But aside from that, another problem I had with this film was that it seemed like the entire escalation/devolution of the plot depended on Star Lord losing his cool that one time. That’s a lot of ensuing carnage to peg on one guy, and I don’t think it’s fair for him to have to hit rock bottom alone in this movie. That being said, his actions still make sense due to the previous events of the film (but I don’t have to be happy about it). Thor, on the other hand, took the opposite route and really shone in the face of personal loss and adversity. His arc gave me a lot more respect for his character.

On a related note, I felt this movie didn’t really utilize Loki. I don’t want to question it too hard, but the fact that a fan favorite was killed off for shock value in the very first scene predicts his return in the next film. It wouldn’t be the first time he’s returned from the dead, after all.

So I don’t think Loki’s dead. I don’t think anyone’s perma-dead, actually (except Vision and Gamora, of course. RIP). I don’t know if that’s a solid theory or just wishful thinking. Gamora (and to a much lesser extent, Vision) conducted some of the most meaningful subplots in the movie, which could be considered a writer’s way of giving a character one last moment in the spotlight before killing them off. T’Challa, Bucky, Peter, and many of the other dead characters were given no such comparatively impactful moments before their deaths. However, perma-dead or not, it was well executed (no pun intended). Peter’s last moments really broke my heart. Tom Holland is one hell of an actor for such a young guy.

The end credit scene foretold the new “Captain Marvel” movie, and the wait we’ll have to endure before we get any kind of resolution to the Infinity War plot (May 3, 2019 is the predicted release date for “Avengers 4”). It’s not that I didn’t believe the MCU would find a way to push on if Thanos had been defeated, but this plot had a real sense of finality to it, and I would have liked it if it had wrapped up better. I mean, this was it, the moment Marvel Studios has been waiting for since Iron Man was released back in 2008. This was the culmination of 10 years of effort, of 19 feature films. The movie was almost three hours long, but believe me, my butt would have stayed in that seat if there had been more story to be told.

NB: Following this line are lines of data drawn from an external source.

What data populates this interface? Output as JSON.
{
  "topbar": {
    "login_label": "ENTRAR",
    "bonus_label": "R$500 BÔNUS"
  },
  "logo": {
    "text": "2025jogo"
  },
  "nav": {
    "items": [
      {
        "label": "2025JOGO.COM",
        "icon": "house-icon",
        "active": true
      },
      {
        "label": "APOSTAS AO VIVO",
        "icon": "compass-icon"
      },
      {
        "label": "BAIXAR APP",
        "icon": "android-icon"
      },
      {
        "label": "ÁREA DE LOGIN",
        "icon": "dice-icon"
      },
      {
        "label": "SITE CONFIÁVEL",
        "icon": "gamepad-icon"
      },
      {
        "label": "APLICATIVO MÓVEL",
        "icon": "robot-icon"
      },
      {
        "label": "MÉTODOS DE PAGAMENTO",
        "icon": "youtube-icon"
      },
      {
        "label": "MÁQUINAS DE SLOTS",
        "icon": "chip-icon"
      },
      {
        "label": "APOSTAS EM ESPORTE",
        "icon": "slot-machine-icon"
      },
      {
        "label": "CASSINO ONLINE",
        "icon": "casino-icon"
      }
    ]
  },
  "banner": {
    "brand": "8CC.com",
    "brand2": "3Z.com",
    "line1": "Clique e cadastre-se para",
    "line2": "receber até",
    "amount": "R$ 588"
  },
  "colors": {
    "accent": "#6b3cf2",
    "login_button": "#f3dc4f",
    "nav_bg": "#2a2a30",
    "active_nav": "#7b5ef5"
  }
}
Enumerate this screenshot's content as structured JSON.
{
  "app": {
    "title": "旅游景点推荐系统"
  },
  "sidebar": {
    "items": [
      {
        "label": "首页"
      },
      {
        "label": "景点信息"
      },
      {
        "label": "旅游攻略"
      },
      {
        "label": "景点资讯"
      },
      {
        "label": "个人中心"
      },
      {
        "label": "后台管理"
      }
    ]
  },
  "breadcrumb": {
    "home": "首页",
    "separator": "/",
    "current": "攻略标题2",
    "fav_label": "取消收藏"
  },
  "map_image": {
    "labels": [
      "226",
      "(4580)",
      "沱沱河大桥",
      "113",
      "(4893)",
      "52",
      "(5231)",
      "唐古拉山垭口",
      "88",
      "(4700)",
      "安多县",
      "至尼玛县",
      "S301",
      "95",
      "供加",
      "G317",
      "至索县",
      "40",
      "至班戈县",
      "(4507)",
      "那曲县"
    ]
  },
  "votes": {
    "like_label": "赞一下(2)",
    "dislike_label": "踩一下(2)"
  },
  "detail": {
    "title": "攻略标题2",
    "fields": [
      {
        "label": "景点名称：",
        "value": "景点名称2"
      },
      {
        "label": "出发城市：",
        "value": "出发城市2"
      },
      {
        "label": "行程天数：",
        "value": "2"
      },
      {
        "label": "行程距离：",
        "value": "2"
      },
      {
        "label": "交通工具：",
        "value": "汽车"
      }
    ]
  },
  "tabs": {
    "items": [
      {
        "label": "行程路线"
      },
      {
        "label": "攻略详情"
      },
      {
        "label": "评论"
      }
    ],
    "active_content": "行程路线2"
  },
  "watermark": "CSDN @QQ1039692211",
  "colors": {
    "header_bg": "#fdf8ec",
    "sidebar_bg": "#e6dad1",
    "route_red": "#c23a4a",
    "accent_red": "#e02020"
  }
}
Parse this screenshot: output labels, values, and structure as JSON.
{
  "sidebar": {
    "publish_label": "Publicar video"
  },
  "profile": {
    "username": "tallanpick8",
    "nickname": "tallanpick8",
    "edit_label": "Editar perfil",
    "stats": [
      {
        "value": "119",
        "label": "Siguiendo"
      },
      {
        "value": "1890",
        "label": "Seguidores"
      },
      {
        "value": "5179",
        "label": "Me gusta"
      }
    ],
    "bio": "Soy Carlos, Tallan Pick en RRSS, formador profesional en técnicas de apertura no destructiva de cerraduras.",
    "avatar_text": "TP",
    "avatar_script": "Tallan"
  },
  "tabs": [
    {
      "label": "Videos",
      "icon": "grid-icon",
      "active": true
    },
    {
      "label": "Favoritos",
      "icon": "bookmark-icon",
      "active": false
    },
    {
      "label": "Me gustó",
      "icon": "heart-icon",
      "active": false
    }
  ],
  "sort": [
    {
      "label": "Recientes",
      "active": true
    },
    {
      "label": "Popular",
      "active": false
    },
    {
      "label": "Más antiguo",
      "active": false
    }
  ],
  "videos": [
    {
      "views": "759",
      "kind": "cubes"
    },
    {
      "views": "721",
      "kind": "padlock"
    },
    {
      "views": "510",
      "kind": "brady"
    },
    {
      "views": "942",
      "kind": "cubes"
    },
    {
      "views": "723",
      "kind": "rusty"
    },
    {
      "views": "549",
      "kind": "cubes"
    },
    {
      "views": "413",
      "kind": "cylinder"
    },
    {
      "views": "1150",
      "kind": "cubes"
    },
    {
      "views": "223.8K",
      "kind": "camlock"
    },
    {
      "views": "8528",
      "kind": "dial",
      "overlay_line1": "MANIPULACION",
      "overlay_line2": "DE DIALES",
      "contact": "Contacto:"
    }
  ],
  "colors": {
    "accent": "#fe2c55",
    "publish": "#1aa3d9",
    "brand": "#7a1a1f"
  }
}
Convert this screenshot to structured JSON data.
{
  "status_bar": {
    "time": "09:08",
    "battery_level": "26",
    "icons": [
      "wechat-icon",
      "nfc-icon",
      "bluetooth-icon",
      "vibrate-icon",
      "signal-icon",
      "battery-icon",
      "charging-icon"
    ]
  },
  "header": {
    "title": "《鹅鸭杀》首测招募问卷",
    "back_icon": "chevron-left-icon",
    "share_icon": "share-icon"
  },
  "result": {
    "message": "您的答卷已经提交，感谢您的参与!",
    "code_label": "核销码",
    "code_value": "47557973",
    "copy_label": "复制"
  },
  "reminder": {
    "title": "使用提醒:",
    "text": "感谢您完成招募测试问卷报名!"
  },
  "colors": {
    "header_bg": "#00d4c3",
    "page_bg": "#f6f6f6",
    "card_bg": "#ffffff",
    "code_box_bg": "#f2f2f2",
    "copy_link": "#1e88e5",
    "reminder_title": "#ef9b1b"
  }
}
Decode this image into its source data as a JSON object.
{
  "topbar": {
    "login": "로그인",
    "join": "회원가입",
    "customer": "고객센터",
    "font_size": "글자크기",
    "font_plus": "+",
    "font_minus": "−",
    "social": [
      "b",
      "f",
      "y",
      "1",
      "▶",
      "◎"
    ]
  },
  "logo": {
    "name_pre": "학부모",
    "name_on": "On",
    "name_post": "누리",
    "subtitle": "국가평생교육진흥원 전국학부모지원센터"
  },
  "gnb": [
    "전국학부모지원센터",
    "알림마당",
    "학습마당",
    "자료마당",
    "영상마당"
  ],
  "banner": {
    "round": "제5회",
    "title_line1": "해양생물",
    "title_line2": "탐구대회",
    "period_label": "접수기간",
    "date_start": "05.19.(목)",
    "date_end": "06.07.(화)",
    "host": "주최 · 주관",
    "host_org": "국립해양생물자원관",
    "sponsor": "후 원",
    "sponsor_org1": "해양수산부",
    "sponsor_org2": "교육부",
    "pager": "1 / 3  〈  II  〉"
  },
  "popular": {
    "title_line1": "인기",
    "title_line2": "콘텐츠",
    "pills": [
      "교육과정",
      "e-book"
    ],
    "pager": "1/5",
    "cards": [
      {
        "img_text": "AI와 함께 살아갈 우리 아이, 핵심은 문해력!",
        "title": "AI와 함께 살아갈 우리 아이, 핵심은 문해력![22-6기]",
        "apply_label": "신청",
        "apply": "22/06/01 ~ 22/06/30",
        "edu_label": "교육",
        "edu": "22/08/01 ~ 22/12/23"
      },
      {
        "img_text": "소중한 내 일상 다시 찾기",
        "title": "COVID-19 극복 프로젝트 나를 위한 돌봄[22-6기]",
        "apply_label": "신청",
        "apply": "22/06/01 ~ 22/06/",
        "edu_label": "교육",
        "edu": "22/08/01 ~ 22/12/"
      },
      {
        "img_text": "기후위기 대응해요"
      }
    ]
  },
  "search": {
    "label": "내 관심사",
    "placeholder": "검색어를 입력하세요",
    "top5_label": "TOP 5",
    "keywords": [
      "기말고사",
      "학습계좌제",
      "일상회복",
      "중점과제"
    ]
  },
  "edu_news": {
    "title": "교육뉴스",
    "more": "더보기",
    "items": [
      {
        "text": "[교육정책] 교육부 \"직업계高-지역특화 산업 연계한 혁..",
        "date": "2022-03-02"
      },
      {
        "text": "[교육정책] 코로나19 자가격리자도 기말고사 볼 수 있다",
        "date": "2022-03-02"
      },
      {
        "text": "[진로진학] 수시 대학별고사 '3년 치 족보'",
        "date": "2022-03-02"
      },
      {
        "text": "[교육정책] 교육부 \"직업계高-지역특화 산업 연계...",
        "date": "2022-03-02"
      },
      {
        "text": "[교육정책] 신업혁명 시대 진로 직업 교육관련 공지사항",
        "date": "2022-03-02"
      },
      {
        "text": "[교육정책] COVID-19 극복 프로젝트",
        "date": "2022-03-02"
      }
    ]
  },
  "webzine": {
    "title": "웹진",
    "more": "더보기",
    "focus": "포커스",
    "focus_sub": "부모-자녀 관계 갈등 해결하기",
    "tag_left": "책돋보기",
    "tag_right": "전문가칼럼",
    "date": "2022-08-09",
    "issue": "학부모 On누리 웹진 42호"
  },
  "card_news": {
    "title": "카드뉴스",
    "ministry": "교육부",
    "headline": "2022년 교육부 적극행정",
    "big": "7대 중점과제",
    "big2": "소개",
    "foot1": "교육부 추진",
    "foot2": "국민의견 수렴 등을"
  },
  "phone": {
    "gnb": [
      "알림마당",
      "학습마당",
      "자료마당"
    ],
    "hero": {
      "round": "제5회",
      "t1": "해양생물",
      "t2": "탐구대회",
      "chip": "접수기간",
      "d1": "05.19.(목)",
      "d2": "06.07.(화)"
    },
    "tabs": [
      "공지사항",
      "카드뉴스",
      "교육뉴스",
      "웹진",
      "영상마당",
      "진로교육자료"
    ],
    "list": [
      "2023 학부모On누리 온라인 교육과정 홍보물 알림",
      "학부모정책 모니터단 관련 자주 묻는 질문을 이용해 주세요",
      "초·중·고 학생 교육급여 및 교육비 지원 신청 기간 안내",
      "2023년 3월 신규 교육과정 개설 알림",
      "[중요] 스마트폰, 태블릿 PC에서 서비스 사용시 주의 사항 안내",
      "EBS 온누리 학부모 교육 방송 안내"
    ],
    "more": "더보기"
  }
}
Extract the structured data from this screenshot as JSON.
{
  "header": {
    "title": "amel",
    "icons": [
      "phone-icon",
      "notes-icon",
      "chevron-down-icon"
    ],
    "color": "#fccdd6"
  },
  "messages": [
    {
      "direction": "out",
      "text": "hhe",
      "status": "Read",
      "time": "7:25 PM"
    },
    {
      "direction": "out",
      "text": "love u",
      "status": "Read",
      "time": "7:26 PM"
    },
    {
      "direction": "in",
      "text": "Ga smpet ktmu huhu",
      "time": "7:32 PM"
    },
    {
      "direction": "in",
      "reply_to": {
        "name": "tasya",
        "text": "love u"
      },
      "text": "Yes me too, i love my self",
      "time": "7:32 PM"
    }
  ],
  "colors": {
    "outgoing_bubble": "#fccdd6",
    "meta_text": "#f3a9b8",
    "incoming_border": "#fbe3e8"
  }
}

That being said, this is the ending we got, and I respect that Marvel didn’t pull punches. Even if the characters aren’t lost for good (you need only look at the top-billed cast of “Avengers 4” to see that), such a cliffhanger packed an emotional punch.